"During the visit to Anji, I was fascinated by the exceptional history and culture in the villages," said Nawanda. 

"But the most fascinating part is how the people changed the village that used to be a mining area to one of the best places to live, especially after the environment setup," he told the Global Times.

Amangeldiyev Sapargeldi, a PhD student from Turkmenistan majoring in energy and resources engineering at Peking University, told the Global Times that he had a better understanding of Xi's remarks of "lucid waters and lush mountains are invaluable assets" after this trip.

Seeing Anji's transformation and how lucid waters and lush mountains bring substantial benefits to locals - creating better living conditions while increasing employment, for instance, Sapargeldi expressed his unwavering confidence in China's green development.

"Based on my expertise, I believe China will eventually accomplish its goals of achieving a carbon peak by 2030 and carbon neutrality by 2060, which will impress people around the world," he added.

The notable improvement of the environment is one of the main achievements of China's modernization in rural areas. Another striking accomplishment is the country's success in poverty alleviation - in 2021, President Xi declared complete victory in eradicating absolute poverty in China, as nearly 100 million impoverished rural residents living under the current poverty line had all been lifted out of poverty.

A journey to enhance bonds

People-to-people connectivity is a vital element and the humanistic foundation of the BRI construction. "Friendship, which derives from close contact between the people, holds the key to sound state-to-state relations," President Xi said, quoting an ancient Chinese saying in his remarks at the opening ceremony of the Belt and Road Forum for International Cooperation in 2017.

On the seven-day trip, apart from learning more about China's development achievements, the delegation had various opportunities to interact with local Chinese people. In Shanghai, the members had exchanges with the locals in the Gubei Civic Center and learned about the operation of grassroots democracy in China. In Yucun village, they had a dialogue with a young entrepreneur who moved his business there about his experiences as a new resident. In Xiaqi village, they had a closer look at how local fishermen weave fishing nets.
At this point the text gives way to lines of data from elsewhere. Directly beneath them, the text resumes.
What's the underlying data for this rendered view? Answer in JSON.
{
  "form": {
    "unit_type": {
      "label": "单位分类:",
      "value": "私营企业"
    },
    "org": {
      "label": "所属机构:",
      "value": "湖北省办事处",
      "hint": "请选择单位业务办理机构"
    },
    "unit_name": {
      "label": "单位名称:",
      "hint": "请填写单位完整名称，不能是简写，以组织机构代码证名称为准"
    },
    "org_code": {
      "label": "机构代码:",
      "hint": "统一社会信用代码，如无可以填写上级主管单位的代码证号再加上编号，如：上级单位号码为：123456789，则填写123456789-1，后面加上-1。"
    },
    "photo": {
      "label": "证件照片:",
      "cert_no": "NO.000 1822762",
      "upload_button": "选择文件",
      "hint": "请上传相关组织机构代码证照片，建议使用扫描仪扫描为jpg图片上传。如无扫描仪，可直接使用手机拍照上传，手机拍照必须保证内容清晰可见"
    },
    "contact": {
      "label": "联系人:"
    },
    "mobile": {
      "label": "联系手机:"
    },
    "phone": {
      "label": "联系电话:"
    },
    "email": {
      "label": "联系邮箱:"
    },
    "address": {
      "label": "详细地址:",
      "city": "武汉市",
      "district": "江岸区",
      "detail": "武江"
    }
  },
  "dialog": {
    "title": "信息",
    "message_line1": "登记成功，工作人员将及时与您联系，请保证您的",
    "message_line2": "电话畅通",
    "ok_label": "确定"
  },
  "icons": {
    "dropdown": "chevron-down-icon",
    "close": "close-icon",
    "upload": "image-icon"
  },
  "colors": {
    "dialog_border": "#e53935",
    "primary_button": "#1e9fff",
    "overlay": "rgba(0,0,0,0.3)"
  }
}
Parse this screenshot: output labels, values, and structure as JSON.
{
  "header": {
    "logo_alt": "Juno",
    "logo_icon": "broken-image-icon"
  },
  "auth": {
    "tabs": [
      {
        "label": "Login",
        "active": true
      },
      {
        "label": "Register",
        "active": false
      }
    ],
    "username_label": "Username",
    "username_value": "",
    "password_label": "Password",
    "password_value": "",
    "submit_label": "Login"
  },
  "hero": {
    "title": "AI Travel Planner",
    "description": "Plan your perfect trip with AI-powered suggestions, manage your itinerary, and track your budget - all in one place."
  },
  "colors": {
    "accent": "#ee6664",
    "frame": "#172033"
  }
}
Although fascinated by China's ongoing environmental campaign, Martin Azzopardi, a teacher of the Science/China Corner at St. Margret College Secondary School in Malta, shone a light on his exchanges with the Chinese people, calling it "the most beautiful thing" during this trip.

"It's you the Chinese people who make China. The big heart of the Chinese people should be always highlighted," he said.

"We should build bridges. Though there are always cultural differences in life, it doesn't matter. The garden is beautiful because it has different flowers, and that's why I am so happy to be here," Azzopardi continued.

"On behalf of the delegation, I just want to say every moment here in China is an exciting moment for us," noted Nawanda from Tanzania at the end of this trip. "Every event we learn new things, and among all the things which we have learned here in China, the Chinese people [we see] are so lovely, humble and diligent."

On the boat on the West Lake in Hangzhou, a selfie between Amin and Chinese journalists soon turned into a group video joined by other members of the delegation. After giving a shoutout to each member's country, everyone smiled and shouted, "We love China! We love each other!" Such a message of friendship connected by the BRI echoed on the scenic lake, and it is hoped that it will also spread all over the world and live long.